What is the price of kindness? What is the cost of meanness? It seems to take a great effort for some people to be nice to others. Maybe they don’t think the stranger is worthy of their consideration, or maybe they are in a hurry or feeling stressed. Maybe nobody taught them to be nice, so they don’t see the problem with the cruel comment or the curt reply. But there is a problem.
We all have our moments of short temper or lack of consideration, and we all want life to go smoothly, but when we are unkind, we create turbulence that we, or somebody, is going to have to deal with. Sharing our negative vibes, we are likely to get negative vibes right back. The simple request turned aside callously becomes a demand. The disagreement becomes a confrontation. The argument becomes a fight. In the end, the person who couldn’t strain themselves to be courteous finds themselves in an emotional upheaval that takes much more energy than a kind response would have taken.
What happens when we are kind to another? Most often, the other person relaxes. They become more cooperative. They may extend a kindness back to us. Normally, they won’t hit us or call us names. They see us as no threat, so their defenses come down. Maybe they become our friend. How much nicer it is to think that our community is populated with friends rather than with enemies. How much nicer to think that when payback comes it will be for kindness, rather than for cruelty.
Think about your interactions with people. Are they mostly pleasant, or do they often seem full of conflict?
What is the source of the conflicts you have? If you think it is because other people are jerks, think again. It is possible to have pleasant interactions even with people who appear supremely obnoxious. It may take a little more effort on your part, but there are very few people on this planet who won’t respond to compassion and kindness.Take your time. Try to avoid being in a hurry. When we are rushed it is more difficult to be patient with others, and we are more likely to speak without thinking.

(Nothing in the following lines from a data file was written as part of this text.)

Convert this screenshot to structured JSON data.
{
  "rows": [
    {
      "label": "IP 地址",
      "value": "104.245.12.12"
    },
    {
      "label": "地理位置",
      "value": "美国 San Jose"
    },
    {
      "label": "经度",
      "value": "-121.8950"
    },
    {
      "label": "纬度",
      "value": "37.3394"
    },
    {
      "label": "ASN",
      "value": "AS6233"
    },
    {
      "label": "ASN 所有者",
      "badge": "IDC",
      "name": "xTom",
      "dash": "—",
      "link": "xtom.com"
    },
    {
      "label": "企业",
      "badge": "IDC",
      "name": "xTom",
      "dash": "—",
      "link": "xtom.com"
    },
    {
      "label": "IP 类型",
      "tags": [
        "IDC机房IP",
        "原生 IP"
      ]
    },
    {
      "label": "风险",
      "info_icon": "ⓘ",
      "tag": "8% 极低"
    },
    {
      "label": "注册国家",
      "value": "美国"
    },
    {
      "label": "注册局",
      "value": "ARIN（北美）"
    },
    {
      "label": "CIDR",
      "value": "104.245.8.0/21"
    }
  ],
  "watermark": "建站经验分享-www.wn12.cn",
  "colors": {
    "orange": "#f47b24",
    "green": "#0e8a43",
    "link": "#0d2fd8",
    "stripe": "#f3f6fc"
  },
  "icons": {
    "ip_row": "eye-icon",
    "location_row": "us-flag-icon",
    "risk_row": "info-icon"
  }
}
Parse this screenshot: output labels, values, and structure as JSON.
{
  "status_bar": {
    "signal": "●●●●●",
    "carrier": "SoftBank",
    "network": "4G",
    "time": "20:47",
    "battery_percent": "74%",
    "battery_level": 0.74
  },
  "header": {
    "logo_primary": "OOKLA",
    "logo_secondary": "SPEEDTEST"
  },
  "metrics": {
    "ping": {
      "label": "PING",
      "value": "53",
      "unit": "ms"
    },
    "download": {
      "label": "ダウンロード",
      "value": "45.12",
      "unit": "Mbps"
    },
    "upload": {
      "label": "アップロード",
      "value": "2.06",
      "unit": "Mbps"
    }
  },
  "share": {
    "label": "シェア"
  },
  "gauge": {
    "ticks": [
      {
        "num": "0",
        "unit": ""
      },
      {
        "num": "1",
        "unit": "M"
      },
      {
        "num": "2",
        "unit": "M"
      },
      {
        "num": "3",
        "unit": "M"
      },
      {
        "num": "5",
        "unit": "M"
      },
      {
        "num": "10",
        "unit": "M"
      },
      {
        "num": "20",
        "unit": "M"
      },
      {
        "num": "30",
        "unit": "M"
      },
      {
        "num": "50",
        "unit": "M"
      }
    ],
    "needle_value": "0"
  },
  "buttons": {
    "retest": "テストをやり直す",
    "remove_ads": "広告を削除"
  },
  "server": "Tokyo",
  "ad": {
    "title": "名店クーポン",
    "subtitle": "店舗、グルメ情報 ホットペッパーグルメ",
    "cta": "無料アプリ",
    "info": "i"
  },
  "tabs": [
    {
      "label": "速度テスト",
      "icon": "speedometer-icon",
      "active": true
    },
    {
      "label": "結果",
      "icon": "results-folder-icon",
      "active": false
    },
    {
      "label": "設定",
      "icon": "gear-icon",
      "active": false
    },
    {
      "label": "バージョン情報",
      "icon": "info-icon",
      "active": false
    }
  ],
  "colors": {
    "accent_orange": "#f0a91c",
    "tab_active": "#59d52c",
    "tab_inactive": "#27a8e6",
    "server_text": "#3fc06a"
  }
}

Here are some suggestions for generating more kindness and affection in your life:
Stay centered. If you are well grounded, rested, and nourished, you will be more resilient in challenging relationships. Regular meditation helps us to stay balanced and to act through a compassionate heart.
Reserve judgement. Unless you know a person very well, you don’t know their motivations, and no matter how well you know them, you don’t know what experiences brought them to this place. Avoid imputing evil intent before you know the circumstances of someone’s actions.
Connect with a greeting. People like to be noticed. Use greetings to establish that you know they are there. Use their name if possible. A solid handshake, in appropriate circumstances, is a sign of goodwill or even affection.
Be aware of your tone of voice. Your tone says more than your words, so watch it.
Acknowledge concerns. If the person you are talking to thinks you are trying to understand their point of view, they will try to help you do that. If they think you don’t care, they may feel they need to up the ante to get your concern.
Be of service. Ask yourself, "How can I serve?" When we give of ourselves, we get back what we would like to receive. If not, we at least know that we have fulfilled one of the requirements of a meaningful life.
Be curious. People respond well to people who seem interested in them.
Use compliments. A few kind words cost you nothing, and they show you are aware of the good in the other person.
Smile. A smile is the quickest and easiest way to express goodwill. It makes you feel good too.
More Hugging. Nothing expresses personal warmth like a well-executed hug. Get in the habit of hugging your friends and family. It shows you appreciate them, and as family therapist Virginia Satir said, "It takes four hugs each day to be normal, eight for maintenance and twelve for growth."
Humor. Sharing the funny side of experience creates a bond between the co-laughers.
© 1999-2002 Tom Barrett